Grahic Jump Location
Fig. 4

Variation of unburned hydrocarbon emission with LPG-RSO dual-fuel engine operation at different loads

Grahic Jump Location
Fig. 5

Variation of CO emission with LPG-RSO dual-fuel engine operation at different loads

Grahic Jump Location
Fig. 6

Variation of NOx emission with LPG-RSO dual-fuel engine operation at different loads

Grahic Jump Location
Fig. 7

Variation of smoke emission with LPG-RSO dual-fuel engine operation at different loads

Grahic Jump Location
Fig. 8

Variation of cylinder peak pressure with LPG-RSO dual-fuel engine operation at different loads

Grahic Jump Location
Fig. 9

Variation of the maximum rate of pressure rise with LPG-RSO dual-fuel engine operation at different loads

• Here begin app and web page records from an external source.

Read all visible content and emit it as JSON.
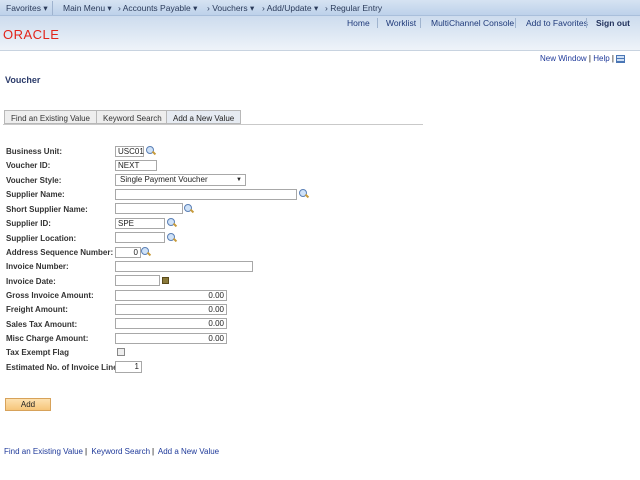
{
  "nav": {
    "favorites": "Favorites ▾",
    "main_menu": "Main Menu ▾",
    "crumbs": [
      "› Accounts Payable ▾",
      "› Vouchers ▾",
      "› Add/Update ▾",
      "› Regular Entry"
    ]
  },
  "header": {
    "links": [
      "Home",
      "Worklist",
      "MultiChannel Console",
      "Add to Favorites"
    ],
    "sign_out": "Sign out",
    "logo": "ORACLE"
  },
  "toolbar": {
    "new_window": "New Window",
    "help": "Help",
    "customize_icon": "grid-icon"
  },
  "page_title": "Voucher",
  "tabs": [
    {
      "label": "Find an Existing Value"
    },
    {
      "label": "Keyword Search"
    },
    {
      "label": "Add a New Value",
      "active": true
    }
  ],
  "form": {
    "business_unit": {
      "label": "Business Unit:",
      "value": "USC01"
    },
    "voucher_id": {
      "label": "Voucher ID:",
      "value": "NEXT"
    },
    "voucher_style": {
      "label": "Voucher Style:",
      "value": "Single Payment Voucher"
    },
    "supplier_name": {
      "label": "Supplier Name:",
      "value": ""
    },
    "short_supplier_name": {
      "label": "Short Supplier Name:",
      "value": ""
    },
    "supplier_id": {
      "label": "Supplier ID:",
      "value": "SPE"
    },
    "supplier_location": {
      "label": "Supplier Location:",
      "value": ""
    },
    "address_seq": {
      "label": "Address Sequence Number:",
      "value": "0"
    },
    "invoice_number": {
      "label": "Invoice Number:",
      "value": ""
    },
    "invoice_date": {
      "label": "Invoice Date:",
      "value": ""
    },
    "gross_amount": {
      "label": "Gross Invoice Amount:",
      "value": "0.00"
    },
    "freight_amount": {
      "label": "Freight Amount:",
      "value": "0.00"
    },
    "sales_tax_amount": {
      "label": "Sales Tax Amount:",
      "value": "0.00"
    },
    "misc_charge_amount": {
      "label": "Misc Charge Amount:",
      "value": "0.00"
    },
    "tax_exempt": {
      "label": "Tax Exempt Flag",
      "checked": false
    },
    "est_lines": {
      "label": "Estimated No. of Invoice Lines:",
      "value": "1"
    }
  },
  "add_button": "Add",
  "bottom_links": [
    "Find an Existing Value",
    "Keyword Search",
    "Add a New Value"
  ]
}
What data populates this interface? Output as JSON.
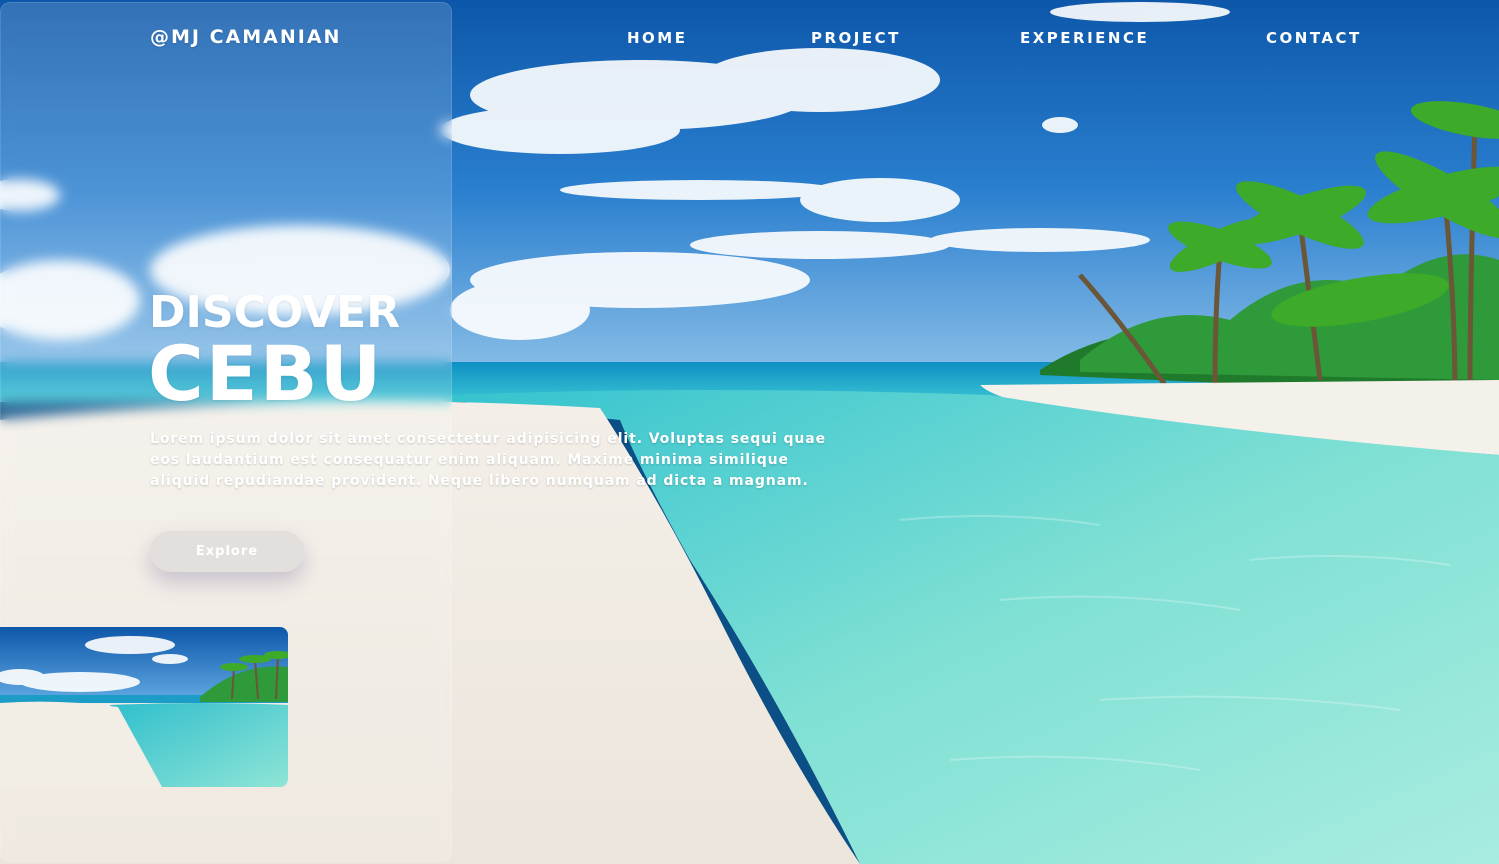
{
  "header": {
    "brand": "@MJ CAMANIAN"
  },
  "nav": {
    "items": [
      {
        "label": "HOME"
      },
      {
        "label": "PROJECT"
      },
      {
        "label": "EXPERIENCE"
      },
      {
        "label": "CONTACT"
      }
    ]
  },
  "hero": {
    "title_small": "DISCOVER",
    "title_large": "CEBU",
    "description": "Lorem ipsum dolor sit amet consectetur adipisicing elit. Voluptas sequi quae eos laudantium est consequatur enim aliquam. Maxime minima similique aliquid repudiandae provident. Neque libero numquam ad dicta a magnam.",
    "cta_label": "Explore"
  },
  "colors": {
    "text": "#ffffff",
    "button_bg": "#e2dfdc",
    "sky": "#1565b5",
    "sea": "#5fd6c8",
    "sand": "#f1ece4"
  }
}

Grahic Jump Location
Fig. 10

Variation of heat release rate with LPG-RSO dual-fuel engine operation at full load

Grahic Jump Location
Fig. 11

Variation of ignition delay with LPG-RSO dual-fuel engine operation at different loads

Grahic Jump Location
Fig. 12

Variation of combustion duration with LPG-RSO dual-fuel engine operation at different loads

Tables

Errata

Some tools below are only available to our subscribers or users with an online account.

Related Content

Customize your page view by dragging and repositioning the boxes below.

Related Journal Articles
Related eBook Content
Topic Collections

Sorry! You do not have access to this content. For assistance or to subscribe, please contact us:

  • TELEPHONE: 1-800-843-2763 (Toll-free in the USA)
  • EMAIL: asmedigitalcollection@asme.org
Sign In